All PostsInside Skylight Learn about Skylight

Announcing Memory Traces

We've just released a new feature in Skylight that makes it easy to see where your Rails app is allocating memory. With new memory traces, you can reduce bloat and improve the response time of your app.

A big picture icon

Many performance monitoring tools treat requests as though they exist in isolation. Sometimes, though, the things you do in one request can slow down other requests.

Allocating many objects can cause expensive garbage collection sweeps to become more frequent, slowing down the performance of your entire app. Worse, these GC pauses happen seemingly at random, and disconnected from the requests that caused all of the allocations in the first place.

With new memory traces, you can now visualize allocations in an endpoint across thousands or millions of requests.

Gif of Skylight memory traces in action

Featherweight icon

Best of all, we are able to provide this profiler-level detail with imperceptible overhead, thanks to our new Featherweight agent. We can quickly sample the Ruby stack across all of your requests, each sample taking a fraction of a second. When aggregated together, you can get a detailed look at what part of your app is hogging memory.

To start using memory traces, update the skylight gem to 0.5.1 in your Gemfile and redeploy your app.

Note that allocation information will only be collected using the new agent and requires Ruby 2.1 or later. If you try to view a time period from before upgrading, you'll receive a message letting you know that data isn't available.

So how do you use this feature to make your app faster? First, don't worry about allocations unless either GC time is high, or any given event takes a while. (Remember that Skylight reports GC time at the end of each trace, as illustrated below.)

Garbage collection in the Skylight UI

If GC time is high, then there are a lot of objects being allocated, causing GC pressure. In that case, you want to find the areas of your app that have high allocations and investigate further.

Events with both high duration and a large number of allocations can indicate inefficient Ruby code. It would be a good idea to add some extra instrumentation to track down what is going on.
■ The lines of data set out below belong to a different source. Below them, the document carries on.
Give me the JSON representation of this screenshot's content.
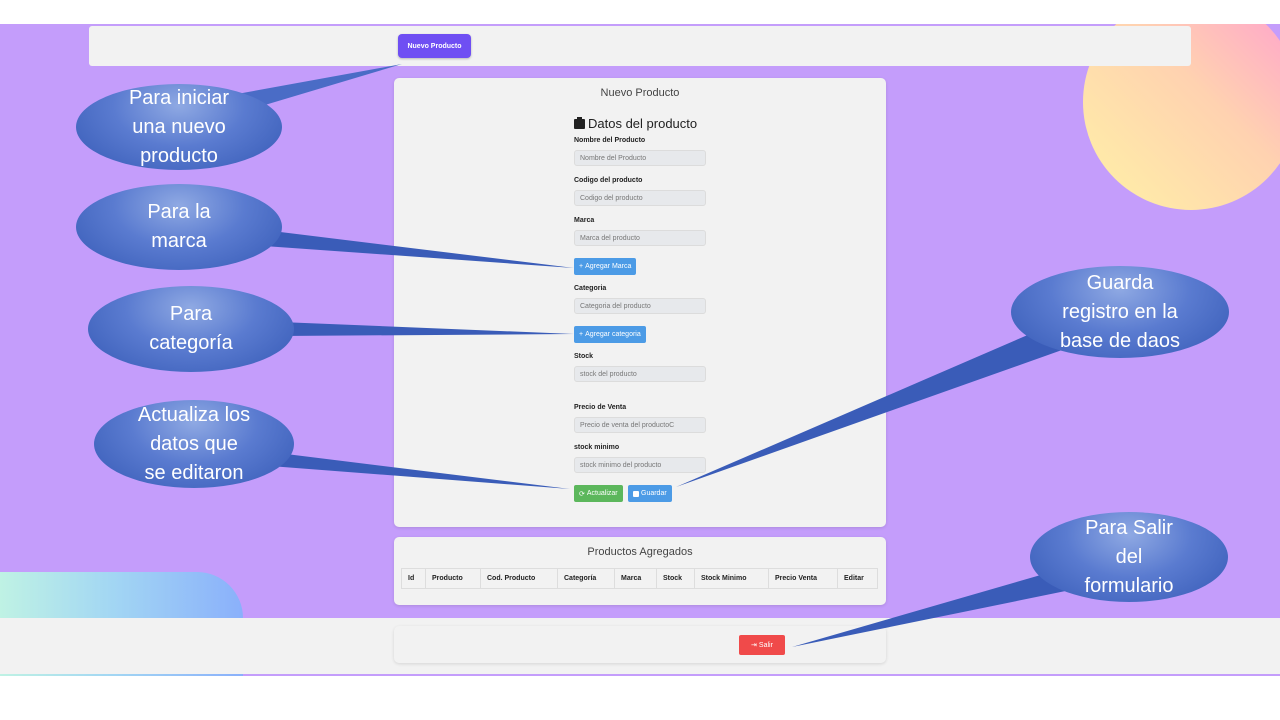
{
  "toolbar": {
    "new_product_label": "Nuevo Producto"
  },
  "form": {
    "title": "Nuevo Producto",
    "section_title": "Datos del producto",
    "fields": [
      {
        "label": "Nombre del Producto",
        "placeholder": "Nombre del Producto"
      },
      {
        "label": "Codigo del producto",
        "placeholder": "Codigo del producto"
      },
      {
        "label": "Marca",
        "placeholder": "Marca del producto"
      },
      {
        "label": "Categoria",
        "placeholder": "Categoria del producto"
      },
      {
        "label": "Stock",
        "placeholder": "stock del producto"
      },
      {
        "label": "Precio de Venta",
        "placeholder": "Precio de venta del productoC"
      },
      {
        "label": "stock minimo",
        "placeholder": "stock minimo del producto"
      }
    ],
    "add_brand_label": "Agregar Marca",
    "add_category_label": "Agregar categoria",
    "update_label": "Actualizar",
    "save_label": "Guardar"
  },
  "products": {
    "title": "Productos Agregados",
    "columns": [
      "Id",
      "Producto",
      "Cod. Producto",
      "Categoría",
      "Marca",
      "Stock",
      "Stock Minimo",
      "Precio Venta",
      "Editar"
    ]
  },
  "exit_label": "Salir",
  "annotations": {
    "new": "Para iniciar\nuna nuevo\nproducto",
    "brand": "Para la\nmarca",
    "category": "Para\ncategoría",
    "update": "Actualiza los\ndatos que\nse editaron",
    "save": "Guarda\nregistro en la\nbase de daos",
    "exit": "Para Salir\ndel\nformulario"
  },
  "colors": {
    "background": "#c49dfb",
    "primary": "#6f4ff3",
    "info": "#4c9be6",
    "success": "#5cb75c",
    "danger": "#f04a4a",
    "callout": "#4a6cc6"
  },
  "icons": {
    "section": "box-icon",
    "add": "plus-icon",
    "update": "refresh-icon",
    "save": "floppy-icon",
    "exit": "sign-out-icon"
  }
}
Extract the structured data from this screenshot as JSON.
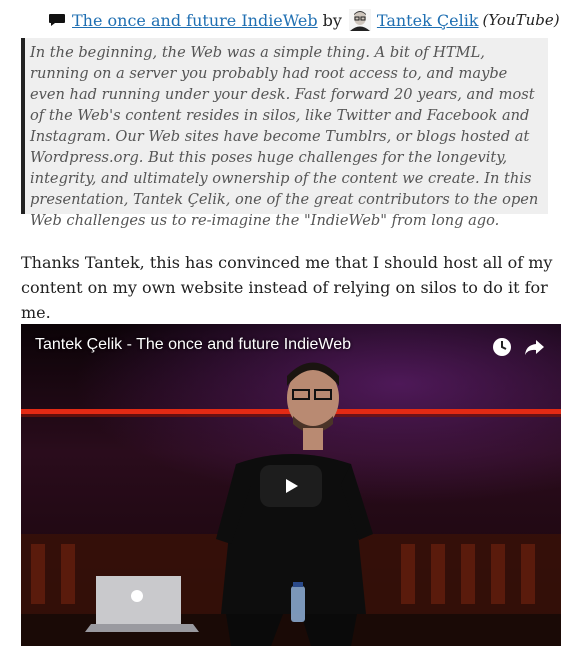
{
  "citation": {
    "icon": "speech-bubble-icon",
    "title_link": "The once and future IndieWeb",
    "by": "by",
    "author_link": "Tantek Çelik",
    "source": "(YouTube)"
  },
  "quote": {
    "text": "In the beginning, the Web was a simple thing. A bit of HTML, running on a server you probably had root access to, and maybe even had running under your desk. Fast forward 20 years, and most of the Web's content resides in silos, like Twitter and Facebook and Instagram. Our Web sites have become Tumblrs, or blogs hosted at Wordpress.org. But this poses huge challenges for the longevity, integrity, and ultimately ownership of the content we create. In this presentation, Tantek Çelik, one of the great contributors to the open Web challenges us to re-imagine the \"IndieWeb\" from long ago."
  },
  "comment": {
    "text": "Thanks Tantek, this has convinced me that I should host all of my content on my own website instead of relying on silos to do it for me."
  },
  "video": {
    "title": "Tantek Çelik - The once and future IndieWeb",
    "icons": [
      "clock-icon",
      "share-icon",
      "play-icon"
    ]
  },
  "colors": {
    "link": "#1f6fb2",
    "quote_bg": "#efefef",
    "quote_border": "#222222",
    "video_bg": "#0a0507",
    "stage_red": "#e32a14"
  }
}
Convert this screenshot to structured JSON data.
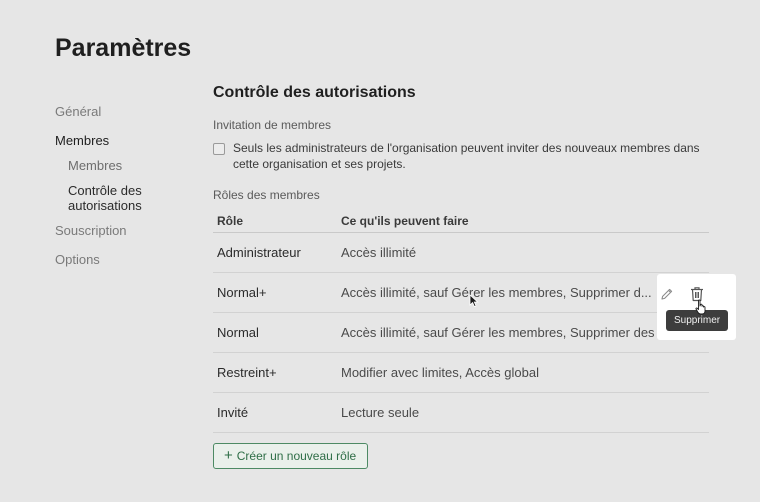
{
  "page": {
    "title": "Paramètres"
  },
  "sidebar": {
    "items": [
      {
        "label": "Général"
      },
      {
        "label": "Membres"
      },
      {
        "label": "Membres"
      },
      {
        "label": "Contrôle des autorisations"
      },
      {
        "label": "Souscription"
      },
      {
        "label": "Options"
      }
    ]
  },
  "section": {
    "title": "Contrôle des autorisations",
    "invite_label": "Invitation de membres",
    "invite_checkbox_text": "Seuls les administrateurs de l'organisation peuvent inviter des nouveaux membres dans cette organisation et ses projets.",
    "roles_label": "Rôles des membres"
  },
  "table": {
    "headers": [
      "Rôle",
      "Ce qu'ils peuvent faire"
    ],
    "rows": [
      {
        "role": "Administrateur",
        "desc": "Accès illimité"
      },
      {
        "role": "Normal+",
        "desc": "Accès illimité, sauf Gérer les membres, Supprimer d..."
      },
      {
        "role": "Normal",
        "desc": "Accès illimité, sauf Gérer les membres, Supprimer des projets..."
      },
      {
        "role": "Restreint+",
        "desc": "Modifier avec limites, Accès global"
      },
      {
        "role": "Invité",
        "desc": "Lecture seule"
      }
    ]
  },
  "actions": {
    "create_role": "Créer un nouveau rôle",
    "delete_tooltip": "Supprimer"
  },
  "icons": {
    "edit": "pencil-icon",
    "delete": "trash-icon",
    "add": "plus-icon"
  },
  "colors": {
    "background": "#e6e6e6",
    "accent": "#2f6e47",
    "tooltip": "#3d3d3d"
  }
}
Could your Rails app be performing better? Sign up for an unlimited, free 30-day trial of Skylight, now with memory traces.


Start your free month or refer a friend and get a $50 credit.